━━━ Data for this task

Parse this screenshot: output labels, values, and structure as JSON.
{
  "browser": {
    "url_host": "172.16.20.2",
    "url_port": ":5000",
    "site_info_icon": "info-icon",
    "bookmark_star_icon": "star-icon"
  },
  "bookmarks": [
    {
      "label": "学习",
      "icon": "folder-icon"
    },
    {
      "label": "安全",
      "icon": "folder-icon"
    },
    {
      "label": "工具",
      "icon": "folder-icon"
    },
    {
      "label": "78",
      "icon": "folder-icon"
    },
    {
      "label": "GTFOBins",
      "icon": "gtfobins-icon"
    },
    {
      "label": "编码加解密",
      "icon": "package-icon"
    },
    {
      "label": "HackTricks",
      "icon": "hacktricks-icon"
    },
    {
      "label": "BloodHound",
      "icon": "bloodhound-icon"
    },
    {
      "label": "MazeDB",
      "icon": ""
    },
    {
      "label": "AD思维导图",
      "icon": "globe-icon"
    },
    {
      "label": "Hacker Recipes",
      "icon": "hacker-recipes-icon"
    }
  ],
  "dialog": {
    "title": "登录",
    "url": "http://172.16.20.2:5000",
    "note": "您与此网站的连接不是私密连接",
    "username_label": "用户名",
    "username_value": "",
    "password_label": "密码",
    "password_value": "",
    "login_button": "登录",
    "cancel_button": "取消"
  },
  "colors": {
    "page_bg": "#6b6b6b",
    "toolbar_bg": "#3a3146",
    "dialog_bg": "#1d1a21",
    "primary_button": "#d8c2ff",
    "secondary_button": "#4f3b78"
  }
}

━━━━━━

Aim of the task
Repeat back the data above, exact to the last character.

Task answer
Parse this screenshot: output labels, values, and structure as JSON.
{
  "browser": {
    "url_host": "172.16.20.2",
    "url_port": ":5000",
    "site_info_icon": "info-icon",
    "bookmark_star_icon": "star-icon"
  },
  "bookmarks": [
    {
      "label": "学习",
      "icon": "folder-icon"
    },
    {
      "label": "安全",
      "icon": "folder-icon"
    },
    {
      "label": "工具",
      "icon": "folder-icon"
    },
    {
      "label": "78",
      "icon": "folder-icon"
    },
    {
      "label": "GTFOBins",
      "icon": "gtfobins-icon"
    },
    {
      "label": "编码加解密",
      "icon": "package-icon"
    },
    {
      "label": "HackTricks",
      "icon": "hacktricks-icon"
    },
    {
      "label": "BloodHound",
      "icon": "bloodhound-icon"
    },
    {
      "label": "MazeDB",
      "icon": ""
    },
    {
      "label": "AD思维导图",
      "icon": "globe-icon"
    },
    {
      "label": "Hacker Recipes",
      "icon": "hacker-recipes-icon"
    }
  ],
  "dialog": {
    "title": "登录",
    "url": "http://172.16.20.2:5000",
    "note": "您与此网站的连接不是私密连接",
    "username_label": "用户名",
    "username_value": "",
    "password_label": "密码",
    "password_value": "",
    "login_button": "登录",
    "cancel_button": "取消"
  },
  "colors": {
    "page_bg": "#6b6b6b",
    "toolbar_bg": "#3a3146",
    "dialog_bg": "#1d1a21",
    "primary_button": "#d8c2ff",
    "secondary_button": "#4f3b78"
  }
}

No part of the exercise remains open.